### What you should do
Check each line of the data for "icon", and copy the ones that have it.

### Dataset excerpts
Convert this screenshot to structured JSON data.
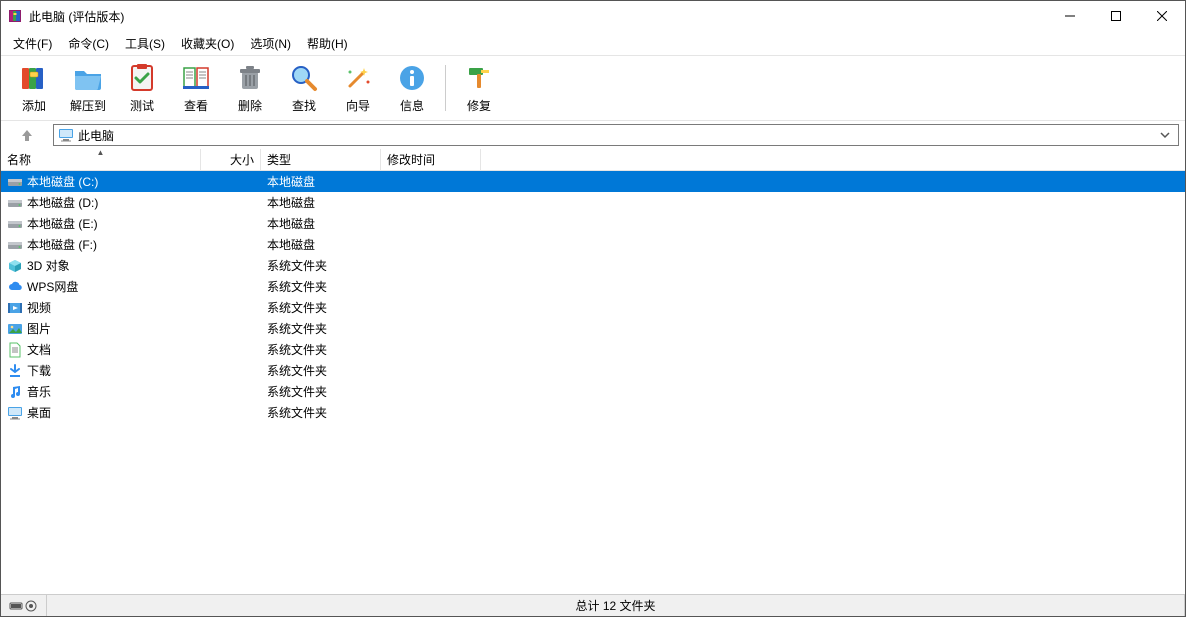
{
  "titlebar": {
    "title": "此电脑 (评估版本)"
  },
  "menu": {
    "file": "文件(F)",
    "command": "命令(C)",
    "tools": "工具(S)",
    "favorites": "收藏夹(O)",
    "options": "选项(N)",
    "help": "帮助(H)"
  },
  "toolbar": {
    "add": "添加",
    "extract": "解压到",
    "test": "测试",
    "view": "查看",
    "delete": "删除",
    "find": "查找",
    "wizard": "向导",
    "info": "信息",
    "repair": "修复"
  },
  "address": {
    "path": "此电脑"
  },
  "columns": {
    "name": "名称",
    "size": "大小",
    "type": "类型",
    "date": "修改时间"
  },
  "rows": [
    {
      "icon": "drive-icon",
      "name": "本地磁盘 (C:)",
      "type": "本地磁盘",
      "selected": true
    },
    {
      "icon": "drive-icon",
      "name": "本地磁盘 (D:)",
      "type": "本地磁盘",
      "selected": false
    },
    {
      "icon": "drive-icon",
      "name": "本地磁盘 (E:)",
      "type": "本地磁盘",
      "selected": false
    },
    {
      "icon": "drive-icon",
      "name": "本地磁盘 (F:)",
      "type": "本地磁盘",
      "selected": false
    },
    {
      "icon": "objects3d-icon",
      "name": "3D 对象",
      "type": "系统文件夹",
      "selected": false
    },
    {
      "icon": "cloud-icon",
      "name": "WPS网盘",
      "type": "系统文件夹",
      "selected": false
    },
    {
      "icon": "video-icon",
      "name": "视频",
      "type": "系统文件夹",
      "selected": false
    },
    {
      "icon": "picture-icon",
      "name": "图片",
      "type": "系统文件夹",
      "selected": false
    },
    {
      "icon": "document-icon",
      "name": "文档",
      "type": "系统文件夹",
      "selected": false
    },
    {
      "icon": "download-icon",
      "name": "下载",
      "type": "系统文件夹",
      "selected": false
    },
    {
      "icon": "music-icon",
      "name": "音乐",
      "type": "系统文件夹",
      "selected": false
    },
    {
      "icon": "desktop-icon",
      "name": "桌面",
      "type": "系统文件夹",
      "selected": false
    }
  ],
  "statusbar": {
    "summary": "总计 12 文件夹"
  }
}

### Answer box
      "icon": "drive-icon",
      "icon": "drive-icon",
      "icon": "drive-icon",
      "icon": "drive-icon",
      "icon": "objects3d-icon",
      "icon": "cloud-icon",
      "icon": "video-icon",
      "icon": "picture-icon",
      "icon": "document-icon",
      "icon": "download-icon",
      "icon": "music-icon",
      "icon": "desktop-icon",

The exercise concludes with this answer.